Fever 1793 by Laurie Halse Anderson
Rate this book
Clear rating

by
671224
's review
Dec 14, 08

bookshelves: own-it, loaned-out
Read in December, 2008

in a sentence or two: it's 1793 in Philadelphia, and a mysterious fever is said to be killing people without mercy. the murmurings of yellow fever come to fruition when 15 year old Mattie's mom is struck ill with a fever that drives her crazy and gives her eyes a horrid yellow tinge.

Mattie, her mom, their cook Eliza and Mattie's grandpa run a coffeehouse in Philadelphia. grandpa served under the great General Washington and likes to fill her days sharing stories, sneaking her candy, and being overall supportive and encouraging. her dad died from a fall off a ladder which left her mom understandably saddened and bitter, very much unlike the soft and comforting woman she used to be. their life at the coffeehouse provides a good deal of gossip off the street about the fever, however, their first awareness is when their beloved scullery maid and friend of Mattie dies suddenly in her home.

the book is the journey of Mattie and her family in their attempts to avoid the yellow fever. the fear that people felt from not knowing how to prevent the spreading of the disease or what to do when it struck is strongly delivered by Anderson. the differing opinions of doctors, the despair, and the struggle to keep going when everything seems hopeless flood this book with rich emotions.

i was impressed with Mattie's voice as the narrator. as a 15 year old, she's in that awkward phase somewhere between being a girl to being a woman, which adds a blend of insecurity and determination that fits perfectly with the surrounding circumstances of the rest of the story. i didn't think i was getting too sucked in to the emotions until i was bawling in the middle when someone died...then i realized how captivating this book was.

something i really appreciated was at the end of the book when Anderson answers some questions like "did the epidemic really happen" and "where are they buried" as well as the real life counterparts of the names she uses in the book. as a piece of historical fiction, i thought this complimented the read well. while Mattie and fam aren't necessarily real characters, they certainly represent one of the situations that many people faced during that time.

if you're looking for a solid hist-fic read with a wide range of developed emotions (including a little romance), great plot, a compassionate voice, with more-than-a-dash of historical accuracy in the form of events and language, this is for you.

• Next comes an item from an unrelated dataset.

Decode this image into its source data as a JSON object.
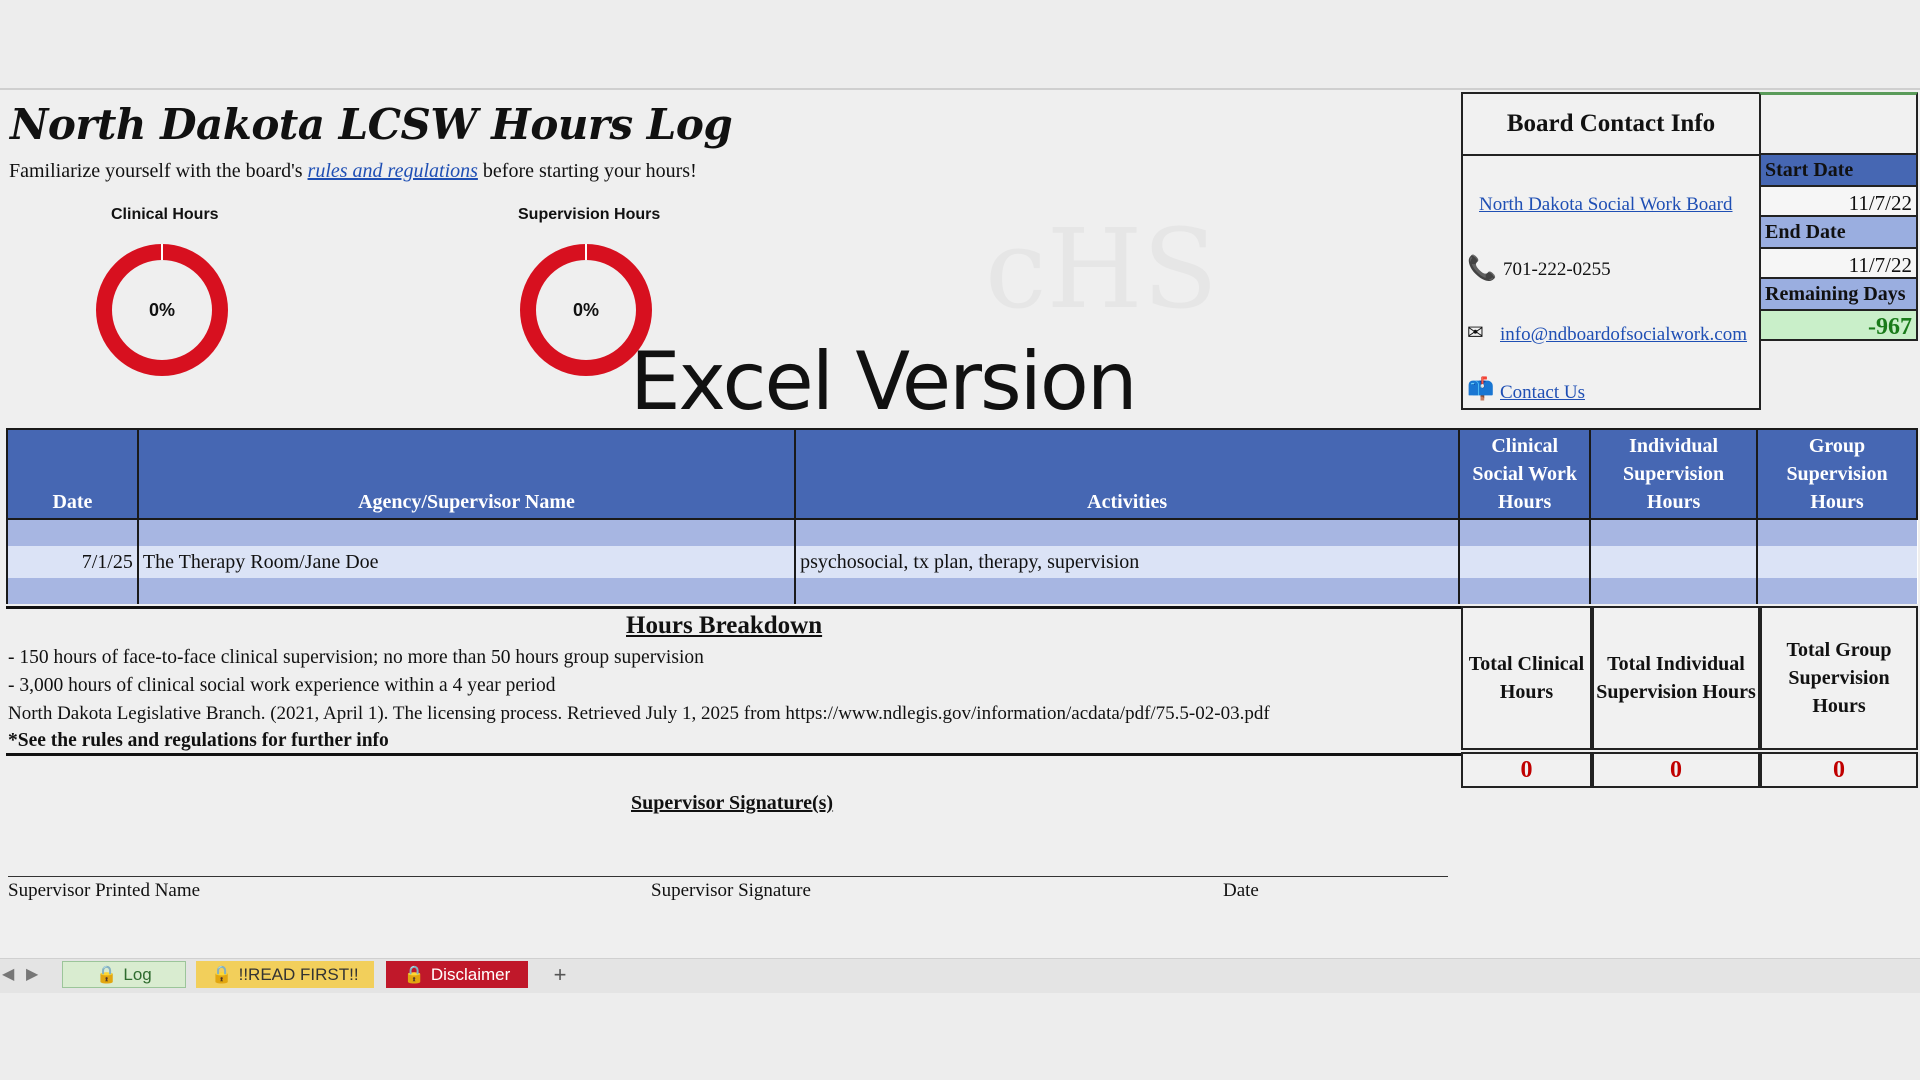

fave quote: "They told of a small child huddled around the body of her dead mother. As volunteers placed the mother in a coffin, the child had cried out, 'Why are you putting Mamma in that box?' They had to turn the child over to a neighbor and take the mother away for burial. They told of the dying man who pulled himself to the window of his bedchamber and begged people to bring him a drink of water. Many passed by, hurrying away from the sound of his voice, until a brave soul entered the house to help him. They told of thieves who crept in and stole jewelry off the dead and dying. They told of good people who refused to take any money for helping strangers, even though they themselves were poor and near destitute...They told of terror: patients who had tried to jump out of windows when the fever robbed their reason, screams that pierced the night, people who were buried alive, parents praying to die after burying their children." (105-106)

fix er up: i would have liked more development with Mattie's love interest, Nathaniel. though the lack of it didn't hurt the book at all, and in fact now that i think about it, keeping it on the back burner of the plot makes sense. i'm just nitpicking.
likeflag

Sign into Goodreads to see if any of your friends have read Fever 1793.
sign in »

No comments have been added yet.